Gone are the days when middle-age and older patients dominated demand for aesthetic procedures. Today’s thriving aesthetic practices are multigenerational. And, thanks to social media and other influences, aesthetic industry revenue is driven by the desires of millennials and even younger patients wanting to not only tweak their looks, but also prevent visible aging.
Minimally Invasive Surgery
It’s one thing to have great skills as an aesthetic clinician, but practice management expertise is imperative to turning those skills into financial benefits. Understanding this critical need, The Aesthetic Show 2019, taking place July 11 – 14 at the Wynn Las Vegas, is making practice management a priority, offering a menu of course opportunities for attendees throughout the entire four-day event.

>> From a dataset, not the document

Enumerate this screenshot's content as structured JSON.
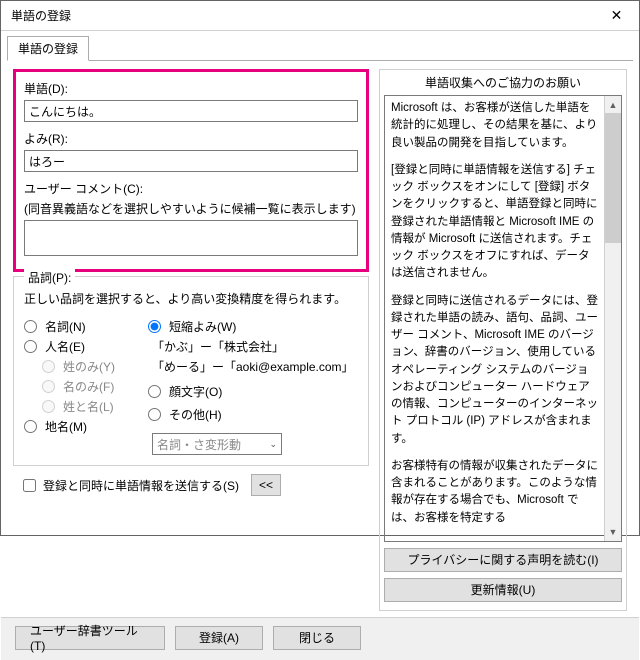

Every year for the past 15 years, the Vegas Cosmetic Surgery (VCS) meeting, taking place June 5 – 8, 2019, at the Bellagio in Las Vegas, Nev., brings together physicians from multiple disciplines with leading educators in the fields of facial plastic surgery, plastic surgery, dermatology and oculoplastic surgery.
The secret to making sexual aesthetics a successful part of any cosmetic practice is focusing on patient individuality, according to Kimberly Evans, M.D., an OB/GYN at the Sugar Land Medical Spa in Sugar Land, Texas.
Sponsored Even with the proliferation of new technologies and treatments, the laser is still a frontline provider of outcomes. Among them, the SP Dynamis Pro™ dual-wavelength laser system from Fotona (based in the U.S. and Europe) remains a standout with two wavelengths (1064 nm Nd:YAG and 2940 nm Er:YAG) and unique modes of delivery. With these features, physicians can count on the platform to provide traditional therapies in difficult-to-treat areas, as well as novel applications such as hair regrowth.
Sponsored Non-invasive vaginal therapy involves the nonsurgical treatment of vaginal indications using different energy-based modalities, most commonly lasers (CO2 or Erbium) or radiofrequency (RF)-based systems.
Sponsored Picosecond lasers have been introduced as a breakthrough technology in the aesthetic and dermatologic fields, touting many reported advantages over other systems. However, many physicians still ask: “Is the picosecond laser really better than the nanosecond laser in real-world applications?” While not everyone may agree, I use a picosecond system called PICOCARE from Wontech, Ltd., Co. (Daejeon, South Korea), and, based on my experience with both a nanosecond laser and a picosecond laser, my answer to this question is “yes”.
While energy-based aesthetic devices are constantly evolving and improving to satisfy consumer demand for nonsurgical therapies, not all patients are able to take advantage of what seems to be the ever-expanding menu of technological advancements. Patients with darker skin types request the same energy-based solutions everyone else does, but not all of these treatments suit all Fitzpatrick skin types. Therefore, it is up to the physician to choose – and use – technology wisely.
In medical aesthetics, transdermal devices, or penetration enhancers, that use microneedles, rollers, dermoelectroporation and other novel modalities offer practitioners an efficient and minimally invasive technique to penetrate the skin barrier. But while practitioners have eagerly embraced these products and devices, few therapeutic or regulatory standards exist.
Based on attendee demand, The Aesthetic Show 2019 will offer a new, Advanced Laser Techniques and Applications symposium as part of its pre-show program on Thursday, July 11, at the Wynn Resort in Las Vegas.